BEGIN

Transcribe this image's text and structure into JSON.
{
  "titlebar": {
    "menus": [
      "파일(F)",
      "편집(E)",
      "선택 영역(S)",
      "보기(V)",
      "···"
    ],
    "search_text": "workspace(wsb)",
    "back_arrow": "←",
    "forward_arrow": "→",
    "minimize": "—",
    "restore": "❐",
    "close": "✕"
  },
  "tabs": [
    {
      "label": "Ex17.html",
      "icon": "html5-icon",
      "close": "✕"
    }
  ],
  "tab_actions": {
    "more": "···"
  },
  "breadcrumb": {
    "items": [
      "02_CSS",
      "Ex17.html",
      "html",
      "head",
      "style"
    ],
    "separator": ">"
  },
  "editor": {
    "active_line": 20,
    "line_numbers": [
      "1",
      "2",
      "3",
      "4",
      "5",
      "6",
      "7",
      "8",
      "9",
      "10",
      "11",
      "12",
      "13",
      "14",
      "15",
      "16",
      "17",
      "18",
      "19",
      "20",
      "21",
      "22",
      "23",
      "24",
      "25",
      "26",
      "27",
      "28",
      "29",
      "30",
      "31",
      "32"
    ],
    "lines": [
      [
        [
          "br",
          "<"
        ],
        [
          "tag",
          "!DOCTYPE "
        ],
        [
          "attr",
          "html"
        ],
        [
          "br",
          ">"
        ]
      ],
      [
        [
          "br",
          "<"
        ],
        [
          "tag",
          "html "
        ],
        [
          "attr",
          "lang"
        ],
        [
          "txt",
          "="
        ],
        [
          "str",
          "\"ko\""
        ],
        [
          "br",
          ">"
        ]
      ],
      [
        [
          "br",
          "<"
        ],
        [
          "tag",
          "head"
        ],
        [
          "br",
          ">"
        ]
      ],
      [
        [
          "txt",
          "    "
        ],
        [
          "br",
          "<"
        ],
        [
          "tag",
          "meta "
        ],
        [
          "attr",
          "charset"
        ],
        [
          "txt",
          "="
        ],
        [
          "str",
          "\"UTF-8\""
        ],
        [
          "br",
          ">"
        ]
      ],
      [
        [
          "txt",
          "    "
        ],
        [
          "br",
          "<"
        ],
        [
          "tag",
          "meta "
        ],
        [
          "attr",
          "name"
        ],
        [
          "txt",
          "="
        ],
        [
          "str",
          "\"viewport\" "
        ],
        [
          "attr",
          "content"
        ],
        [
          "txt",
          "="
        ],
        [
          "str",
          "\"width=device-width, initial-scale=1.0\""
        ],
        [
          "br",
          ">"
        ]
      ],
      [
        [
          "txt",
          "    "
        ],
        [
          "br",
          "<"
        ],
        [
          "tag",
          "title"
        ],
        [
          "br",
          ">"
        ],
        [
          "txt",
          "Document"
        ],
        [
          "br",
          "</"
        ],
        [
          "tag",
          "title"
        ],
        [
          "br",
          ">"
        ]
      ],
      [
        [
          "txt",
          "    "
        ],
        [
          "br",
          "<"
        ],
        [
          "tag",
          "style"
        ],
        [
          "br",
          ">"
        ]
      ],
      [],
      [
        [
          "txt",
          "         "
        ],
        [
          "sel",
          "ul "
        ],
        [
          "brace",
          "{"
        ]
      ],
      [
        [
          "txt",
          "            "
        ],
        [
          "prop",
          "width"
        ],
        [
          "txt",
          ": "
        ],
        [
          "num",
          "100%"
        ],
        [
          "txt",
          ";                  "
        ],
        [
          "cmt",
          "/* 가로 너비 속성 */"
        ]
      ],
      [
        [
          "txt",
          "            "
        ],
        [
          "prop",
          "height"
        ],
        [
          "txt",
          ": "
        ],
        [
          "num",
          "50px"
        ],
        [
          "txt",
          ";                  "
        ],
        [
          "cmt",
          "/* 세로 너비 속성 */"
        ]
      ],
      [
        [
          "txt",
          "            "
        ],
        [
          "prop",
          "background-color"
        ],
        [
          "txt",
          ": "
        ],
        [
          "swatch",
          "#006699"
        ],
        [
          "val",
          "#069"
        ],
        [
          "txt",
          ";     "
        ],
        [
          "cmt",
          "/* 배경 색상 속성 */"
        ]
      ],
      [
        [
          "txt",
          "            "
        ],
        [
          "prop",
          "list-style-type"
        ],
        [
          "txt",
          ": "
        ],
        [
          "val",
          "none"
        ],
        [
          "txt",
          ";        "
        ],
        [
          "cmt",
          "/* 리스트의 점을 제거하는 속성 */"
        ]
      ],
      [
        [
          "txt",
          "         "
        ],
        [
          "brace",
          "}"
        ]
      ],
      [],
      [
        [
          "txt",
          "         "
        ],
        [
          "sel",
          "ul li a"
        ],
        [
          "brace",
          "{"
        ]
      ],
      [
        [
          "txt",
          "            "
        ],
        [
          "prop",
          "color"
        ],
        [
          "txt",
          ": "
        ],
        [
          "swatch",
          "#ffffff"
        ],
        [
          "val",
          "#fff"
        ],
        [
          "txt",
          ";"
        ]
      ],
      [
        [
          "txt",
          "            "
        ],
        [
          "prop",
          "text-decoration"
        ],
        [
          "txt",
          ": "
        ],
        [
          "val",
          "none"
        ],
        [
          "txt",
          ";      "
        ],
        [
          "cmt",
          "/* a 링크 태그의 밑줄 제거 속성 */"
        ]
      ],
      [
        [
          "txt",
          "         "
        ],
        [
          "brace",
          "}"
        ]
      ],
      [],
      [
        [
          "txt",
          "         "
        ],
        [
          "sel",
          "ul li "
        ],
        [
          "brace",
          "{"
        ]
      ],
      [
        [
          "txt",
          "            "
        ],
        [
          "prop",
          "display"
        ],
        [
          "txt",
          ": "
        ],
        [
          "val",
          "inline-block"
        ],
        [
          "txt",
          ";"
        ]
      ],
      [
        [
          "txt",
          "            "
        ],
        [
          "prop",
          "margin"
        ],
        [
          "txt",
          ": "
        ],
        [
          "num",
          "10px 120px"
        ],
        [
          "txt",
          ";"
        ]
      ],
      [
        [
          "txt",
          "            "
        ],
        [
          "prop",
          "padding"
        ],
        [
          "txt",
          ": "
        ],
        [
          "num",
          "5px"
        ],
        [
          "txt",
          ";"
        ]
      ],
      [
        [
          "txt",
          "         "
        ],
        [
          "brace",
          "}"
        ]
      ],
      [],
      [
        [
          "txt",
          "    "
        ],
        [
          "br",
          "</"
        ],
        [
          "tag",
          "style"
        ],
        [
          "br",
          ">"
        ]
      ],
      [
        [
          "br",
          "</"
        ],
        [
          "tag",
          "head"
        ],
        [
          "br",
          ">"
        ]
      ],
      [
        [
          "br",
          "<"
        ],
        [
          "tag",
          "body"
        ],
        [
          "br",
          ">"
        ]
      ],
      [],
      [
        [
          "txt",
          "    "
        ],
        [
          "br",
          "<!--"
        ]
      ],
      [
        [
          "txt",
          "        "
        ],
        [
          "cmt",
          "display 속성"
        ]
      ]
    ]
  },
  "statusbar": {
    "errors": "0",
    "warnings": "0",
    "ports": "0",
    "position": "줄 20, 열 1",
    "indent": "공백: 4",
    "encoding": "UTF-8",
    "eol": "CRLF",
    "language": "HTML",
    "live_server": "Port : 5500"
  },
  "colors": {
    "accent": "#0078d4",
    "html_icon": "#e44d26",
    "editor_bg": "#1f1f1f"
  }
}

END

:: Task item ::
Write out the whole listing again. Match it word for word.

:: Answer space ::
Transcribe this image's text and structure into JSON.
{
  "titlebar": {
    "menus": [
      "파일(F)",
      "편집(E)",
      "선택 영역(S)",
      "보기(V)",
      "···"
    ],
    "search_text": "workspace(wsb)",
    "back_arrow": "←",
    "forward_arrow": "→",
    "minimize": "—",
    "restore": "❐",
    "close": "✕"
  },
  "tabs": [
    {
      "label": "Ex17.html",
      "icon": "html5-icon",
      "close": "✕"
    }
  ],
  "tab_actions": {
    "more": "···"
  },
  "breadcrumb": {
    "items": [
      "02_CSS",
      "Ex17.html",
      "html",
      "head",
      "style"
    ],
    "separator": ">"
  },
  "editor": {
    "active_line": 20,
    "line_numbers": [
      "1",
      "2",
      "3",
      "4",
      "5",
      "6",
      "7",
      "8",
      "9",
      "10",
      "11",
      "12",
      "13",
      "14",
      "15",
      "16",
      "17",
      "18",
      "19",
      "20",
      "21",
      "22",
      "23",
      "24",
      "25",
      "26",
      "27",
      "28",
      "29",
      "30",
      "31",
      "32"
    ],
    "lines": [
      [
        [
          "br",
          "<"
        ],
        [
          "tag",
          "!DOCTYPE "
        ],
        [
          "attr",
          "html"
        ],
        [
          "br",
          ">"
        ]
      ],
      [
        [
          "br",
          "<"
        ],
        [
          "tag",
          "html "
        ],
        [
          "attr",
          "lang"
        ],
        [
          "txt",
          "="
        ],
        [
          "str",
          "\"ko\""
        ],
        [
          "br",
          ">"
        ]
      ],
      [
        [
          "br",
          "<"
        ],
        [
          "tag",
          "head"
        ],
        [
          "br",
          ">"
        ]
      ],
      [
        [
          "txt",
          "    "
        ],
        [
          "br",
          "<"
        ],
        [
          "tag",
          "meta "
        ],
        [
          "attr",
          "charset"
        ],
        [
          "txt",
          "="
        ],
        [
          "str",
          "\"UTF-8\""
        ],
        [
          "br",
          ">"
        ]
      ],
      [
        [
          "txt",
          "    "
        ],
        [
          "br",
          "<"
        ],
        [
          "tag",
          "meta "
        ],
        [
          "attr",
          "name"
        ],
        [
          "txt",
          "="
        ],
        [
          "str",
          "\"viewport\" "
        ],
        [
          "attr",
          "content"
        ],
        [
          "txt",
          "="
        ],
        [
          "str",
          "\"width=device-width, initial-scale=1.0\""
        ],
        [
          "br",
          ">"
        ]
      ],
      [
        [
          "txt",
          "    "
        ],
        [
          "br",
          "<"
        ],
        [
          "tag",
          "title"
        ],
        [
          "br",
          ">"
        ],
        [
          "txt",
          "Document"
        ],
        [
          "br",
          "</"
        ],
        [
          "tag",
          "title"
        ],
        [
          "br",
          ">"
        ]
      ],
      [
        [
          "txt",
          "    "
        ],
        [
          "br",
          "<"
        ],
        [
          "tag",
          "style"
        ],
        [
          "br",
          ">"
        ]
      ],
      [],
      [
        [
          "txt",
          "         "
        ],
        [
          "sel",
          "ul "
        ],
        [
          "brace",
          "{"
        ]
      ],
      [
        [
          "txt",
          "            "
        ],
        [
          "prop",
          "width"
        ],
        [
          "txt",
          ": "
        ],
        [
          "num",
          "100%"
        ],
        [
          "txt",
          ";                  "
        ],
        [
          "cmt",
          "/* 가로 너비 속성 */"
        ]
      ],
      [
        [
          "txt",
          "            "
        ],
        [
          "prop",
          "height"
        ],
        [
          "txt",
          ": "
        ],
        [
          "num",
          "50px"
        ],
        [
          "txt",
          ";                  "
        ],
        [
          "cmt",
          "/* 세로 너비 속성 */"
        ]
      ],
      [
        [
          "txt",
          "            "
        ],
        [
          "prop",
          "background-color"
        ],
        [
          "txt",
          ": "
        ],
        [
          "swatch",
          "#006699"
        ],
        [
          "val",
          "#069"
        ],
        [
          "txt",
          ";     "
        ],
        [
          "cmt",
          "/* 배경 색상 속성 */"
        ]
      ],
      [
        [
          "txt",
          "            "
        ],
        [
          "prop",
          "list-style-type"
        ],
        [
          "txt",
          ": "
        ],
        [
          "val",
          "none"
        ],
        [
          "txt",
          ";        "
        ],
        [
          "cmt",
          "/* 리스트의 점을 제거하는 속성 */"
        ]
      ],
      [
        [
          "txt",
          "         "
        ],
        [
          "brace",
          "}"
        ]
      ],
      [],
      [
        [
          "txt",
          "         "
        ],
        [
          "sel",
          "ul li a"
        ],
        [
          "brace",
          "{"
        ]
      ],
      [
        [
          "txt",
          "            "
        ],
        [
          "prop",
          "color"
        ],
        [
          "txt",
          ": "
        ],
        [
          "swatch",
          "#ffffff"
        ],
        [
          "val",
          "#fff"
        ],
        [
          "txt",
          ";"
        ]
      ],
      [
        [
          "txt",
          "            "
        ],
        [
          "prop",
          "text-decoration"
        ],
        [
          "txt",
          ": "
        ],
        [
          "val",
          "none"
        ],
        [
          "txt",
          ";      "
        ],
        [
          "cmt",
          "/* a 링크 태그의 밑줄 제거 속성 */"
        ]
      ],
      [
        [
          "txt",
          "         "
        ],
        [
          "brace",
          "}"
        ]
      ],
      [],
      [
        [
          "txt",
          "         "
        ],
        [
          "sel",
          "ul li "
        ],
        [
          "brace",
          "{"
        ]
      ],
      [
        [
          "txt",
          "            "
        ],
        [
          "prop",
          "display"
        ],
        [
          "txt",
          ": "
        ],
        [
          "val",
          "inline-block"
        ],
        [
          "txt",
          ";"
        ]
      ],
      [
        [
          "txt",
          "            "
        ],
        [
          "prop",
          "margin"
        ],
        [
          "txt",
          ": "
        ],
        [
          "num",
          "10px 120px"
        ],
        [
          "txt",
          ";"
        ]
      ],
      [
        [
          "txt",
          "            "
        ],
        [
          "prop",
          "padding"
        ],
        [
          "txt",
          ": "
        ],
        [
          "num",
          "5px"
        ],
        [
          "txt",
          ";"
        ]
      ],
      [
        [
          "txt",
          "         "
        ],
        [
          "brace",
          "}"
        ]
      ],
      [],
      [
        [
          "txt",
          "    "
        ],
        [
          "br",
          "</"
        ],
        [
          "tag",
          "style"
        ],
        [
          "br",
          ">"
        ]
      ],
      [
        [
          "br",
          "</"
        ],
        [
          "tag",
          "head"
        ],
        [
          "br",
          ">"
        ]
      ],
      [
        [
          "br",
          "<"
        ],
        [
          "tag",
          "body"
        ],
        [
          "br",
          ">"
        ]
      ],
      [],
      [
        [
          "txt",
          "    "
        ],
        [
          "br",
          "<!--"
        ]
      ],
      [
        [
          "txt",
          "        "
        ],
        [
          "cmt",
          "display 속성"
        ]
      ]
    ]
  },
  "statusbar": {
    "errors": "0",
    "warnings": "0",
    "ports": "0",
    "position": "줄 20, 열 1",
    "indent": "공백: 4",
    "encoding": "UTF-8",
    "eol": "CRLF",
    "language": "HTML",
    "live_server": "Port : 5500"
  },
  "colors": {
    "accent": "#0078d4",
    "html_icon": "#e44d26",
    "editor_bg": "#1f1f1f"
  }
}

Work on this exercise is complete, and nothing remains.